> [TASK ITEM]
From the records below, copy each line in which the string "certificado" occurs.

> [DATA TO EXAMINE]
>>>>

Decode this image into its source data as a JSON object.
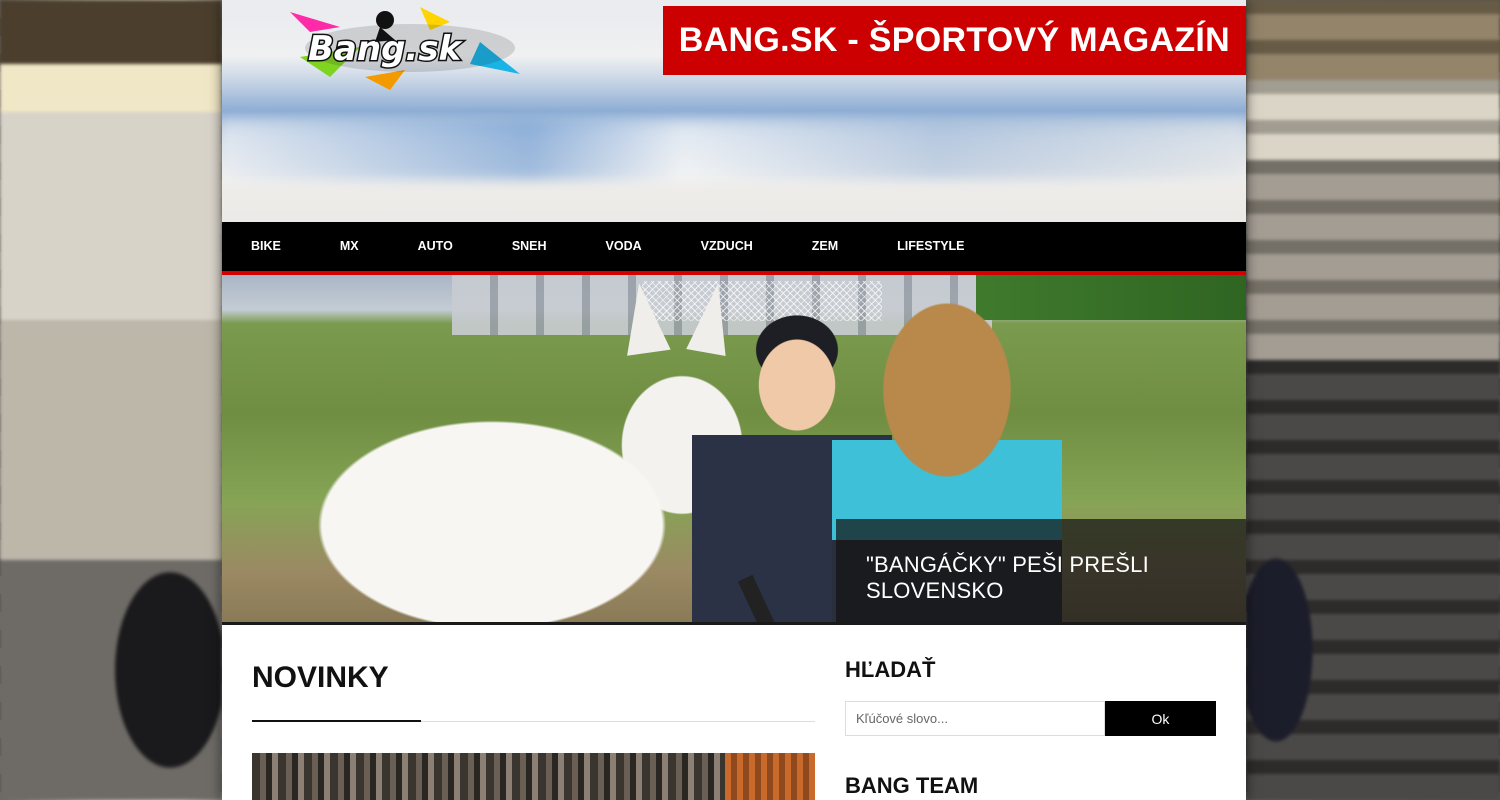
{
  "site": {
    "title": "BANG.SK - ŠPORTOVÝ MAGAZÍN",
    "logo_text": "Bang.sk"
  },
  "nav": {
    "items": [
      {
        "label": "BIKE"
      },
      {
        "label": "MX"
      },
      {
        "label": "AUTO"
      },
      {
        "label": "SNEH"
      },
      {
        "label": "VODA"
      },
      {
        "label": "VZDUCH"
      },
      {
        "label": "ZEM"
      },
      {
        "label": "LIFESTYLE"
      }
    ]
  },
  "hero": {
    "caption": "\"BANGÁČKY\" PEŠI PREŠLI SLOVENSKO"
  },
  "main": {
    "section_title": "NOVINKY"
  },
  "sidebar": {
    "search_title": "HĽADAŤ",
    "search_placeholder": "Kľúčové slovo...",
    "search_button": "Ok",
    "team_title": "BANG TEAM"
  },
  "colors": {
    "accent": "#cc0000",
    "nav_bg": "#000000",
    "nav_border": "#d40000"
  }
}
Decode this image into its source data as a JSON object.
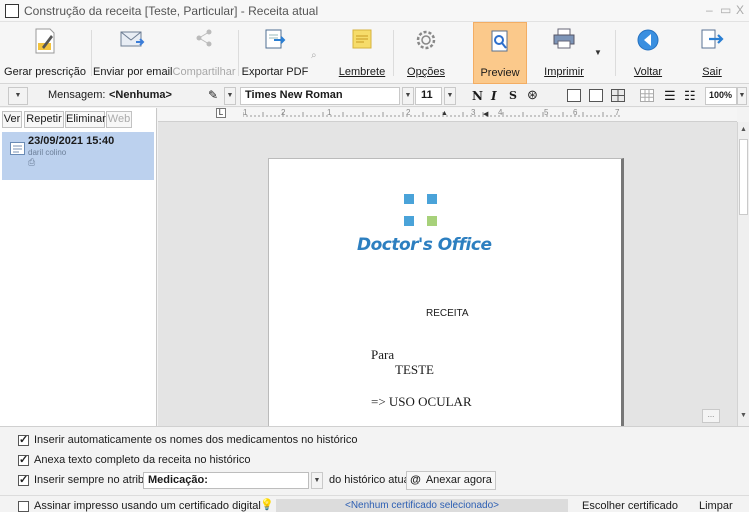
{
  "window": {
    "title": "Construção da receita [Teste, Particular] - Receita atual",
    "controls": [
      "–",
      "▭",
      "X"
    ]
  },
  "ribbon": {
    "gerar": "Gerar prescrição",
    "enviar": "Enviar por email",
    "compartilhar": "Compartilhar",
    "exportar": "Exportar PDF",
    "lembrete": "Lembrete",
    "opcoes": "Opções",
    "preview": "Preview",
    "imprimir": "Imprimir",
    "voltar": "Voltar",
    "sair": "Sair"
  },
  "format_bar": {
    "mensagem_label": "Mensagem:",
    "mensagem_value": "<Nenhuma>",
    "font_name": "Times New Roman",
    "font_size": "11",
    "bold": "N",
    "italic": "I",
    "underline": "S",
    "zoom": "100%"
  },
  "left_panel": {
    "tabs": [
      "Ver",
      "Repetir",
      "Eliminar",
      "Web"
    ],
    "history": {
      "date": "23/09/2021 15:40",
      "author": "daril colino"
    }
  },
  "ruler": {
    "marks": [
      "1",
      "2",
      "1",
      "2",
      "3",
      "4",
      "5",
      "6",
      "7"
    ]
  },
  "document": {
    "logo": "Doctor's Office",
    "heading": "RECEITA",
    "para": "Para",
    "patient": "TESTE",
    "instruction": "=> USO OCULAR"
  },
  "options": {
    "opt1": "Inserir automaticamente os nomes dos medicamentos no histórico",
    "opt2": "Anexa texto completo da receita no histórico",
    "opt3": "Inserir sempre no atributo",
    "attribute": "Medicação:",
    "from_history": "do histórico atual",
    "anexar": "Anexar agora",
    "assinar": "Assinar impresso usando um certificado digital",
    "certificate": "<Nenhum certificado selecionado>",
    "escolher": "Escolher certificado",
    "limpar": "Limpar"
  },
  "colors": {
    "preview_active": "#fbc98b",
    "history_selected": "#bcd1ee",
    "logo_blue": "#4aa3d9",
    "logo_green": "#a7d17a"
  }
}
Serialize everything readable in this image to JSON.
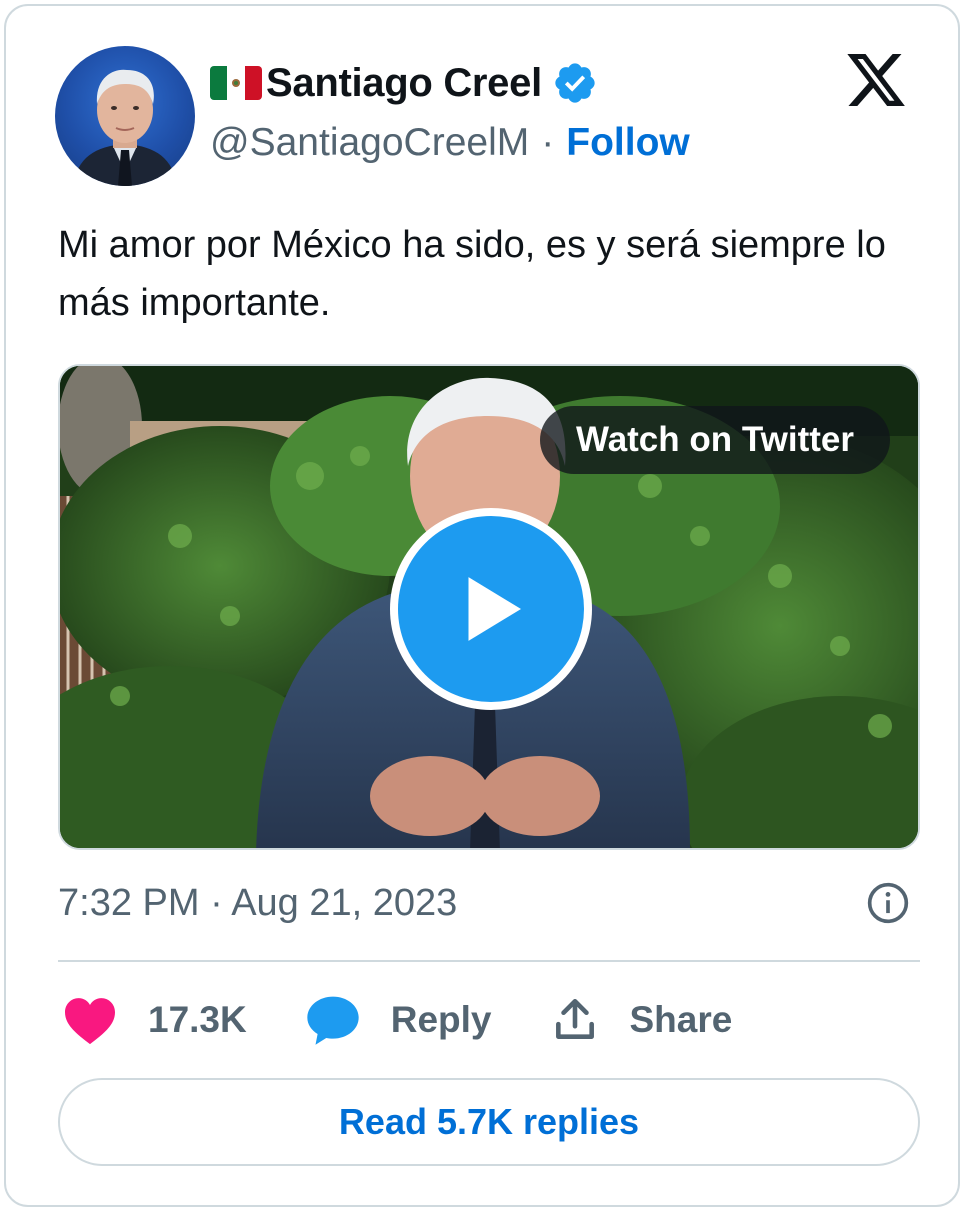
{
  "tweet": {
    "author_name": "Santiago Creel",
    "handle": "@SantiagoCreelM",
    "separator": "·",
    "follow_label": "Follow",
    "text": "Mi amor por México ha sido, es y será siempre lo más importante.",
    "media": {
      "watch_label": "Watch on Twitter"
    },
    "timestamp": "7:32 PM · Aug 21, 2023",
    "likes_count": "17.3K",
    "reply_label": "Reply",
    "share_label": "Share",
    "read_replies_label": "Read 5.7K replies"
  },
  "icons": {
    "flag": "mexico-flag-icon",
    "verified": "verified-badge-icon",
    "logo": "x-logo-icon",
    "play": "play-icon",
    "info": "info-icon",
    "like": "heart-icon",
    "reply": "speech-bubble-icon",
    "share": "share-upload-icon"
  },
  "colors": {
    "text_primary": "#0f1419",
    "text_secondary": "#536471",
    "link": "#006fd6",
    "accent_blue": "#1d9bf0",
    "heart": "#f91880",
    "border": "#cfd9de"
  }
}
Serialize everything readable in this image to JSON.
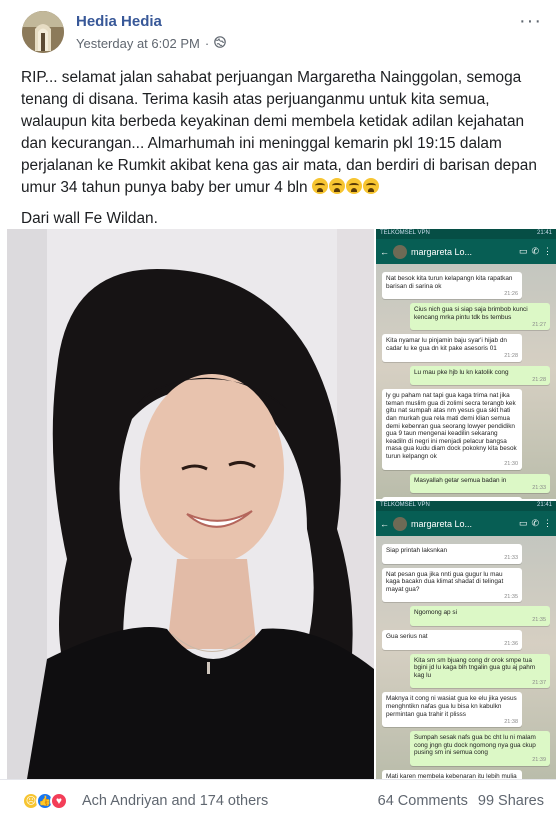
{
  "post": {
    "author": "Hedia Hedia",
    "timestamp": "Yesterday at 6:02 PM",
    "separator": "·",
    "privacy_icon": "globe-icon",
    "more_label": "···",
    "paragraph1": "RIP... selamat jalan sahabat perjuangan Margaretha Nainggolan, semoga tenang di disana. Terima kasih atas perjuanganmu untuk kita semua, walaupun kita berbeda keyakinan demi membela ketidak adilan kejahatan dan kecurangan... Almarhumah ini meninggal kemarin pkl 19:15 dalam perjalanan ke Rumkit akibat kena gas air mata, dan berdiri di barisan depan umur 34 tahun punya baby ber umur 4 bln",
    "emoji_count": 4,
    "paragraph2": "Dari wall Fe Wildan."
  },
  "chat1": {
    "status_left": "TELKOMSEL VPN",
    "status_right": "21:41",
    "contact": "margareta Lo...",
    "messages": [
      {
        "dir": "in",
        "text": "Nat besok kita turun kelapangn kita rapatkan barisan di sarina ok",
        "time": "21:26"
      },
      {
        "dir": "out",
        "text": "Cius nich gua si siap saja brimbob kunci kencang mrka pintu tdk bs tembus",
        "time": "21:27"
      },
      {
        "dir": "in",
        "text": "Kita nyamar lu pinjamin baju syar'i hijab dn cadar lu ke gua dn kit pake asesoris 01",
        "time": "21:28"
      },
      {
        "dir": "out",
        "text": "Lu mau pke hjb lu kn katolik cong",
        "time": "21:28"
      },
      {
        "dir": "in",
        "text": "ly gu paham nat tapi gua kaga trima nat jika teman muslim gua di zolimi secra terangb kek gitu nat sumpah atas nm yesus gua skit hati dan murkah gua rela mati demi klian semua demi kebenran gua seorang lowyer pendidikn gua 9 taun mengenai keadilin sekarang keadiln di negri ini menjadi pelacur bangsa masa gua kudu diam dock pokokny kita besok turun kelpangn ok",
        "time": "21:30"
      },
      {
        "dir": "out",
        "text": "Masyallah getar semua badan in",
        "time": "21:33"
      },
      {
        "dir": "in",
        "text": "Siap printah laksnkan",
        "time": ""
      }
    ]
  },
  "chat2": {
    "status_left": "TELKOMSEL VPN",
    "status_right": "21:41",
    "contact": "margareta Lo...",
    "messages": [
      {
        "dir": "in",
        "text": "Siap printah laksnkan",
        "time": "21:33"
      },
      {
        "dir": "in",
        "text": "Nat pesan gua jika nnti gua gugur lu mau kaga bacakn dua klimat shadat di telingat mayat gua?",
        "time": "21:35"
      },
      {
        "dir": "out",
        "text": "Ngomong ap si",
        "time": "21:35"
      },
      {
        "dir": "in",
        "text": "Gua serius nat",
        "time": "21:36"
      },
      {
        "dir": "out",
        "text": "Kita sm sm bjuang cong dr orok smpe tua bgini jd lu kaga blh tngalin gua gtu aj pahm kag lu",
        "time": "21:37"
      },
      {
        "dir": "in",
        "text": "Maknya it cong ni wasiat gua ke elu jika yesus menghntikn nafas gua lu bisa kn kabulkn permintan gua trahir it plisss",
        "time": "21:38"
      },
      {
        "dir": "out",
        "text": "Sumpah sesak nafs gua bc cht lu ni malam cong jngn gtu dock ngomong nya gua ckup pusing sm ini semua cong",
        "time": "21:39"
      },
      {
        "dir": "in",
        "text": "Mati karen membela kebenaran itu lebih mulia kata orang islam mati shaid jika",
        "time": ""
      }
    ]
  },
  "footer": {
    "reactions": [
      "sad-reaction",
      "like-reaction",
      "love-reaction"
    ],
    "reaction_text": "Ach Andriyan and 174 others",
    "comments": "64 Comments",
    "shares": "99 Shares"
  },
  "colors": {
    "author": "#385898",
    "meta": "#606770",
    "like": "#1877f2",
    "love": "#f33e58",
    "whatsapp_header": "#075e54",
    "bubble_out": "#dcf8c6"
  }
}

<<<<

> [REPLY TO THE TASK]
    "assinar": "Assinar impresso usando um certificado digital",
    "certificate": "<Nenhum certificado selecionado>",
    "escolher": "Escolher certificado",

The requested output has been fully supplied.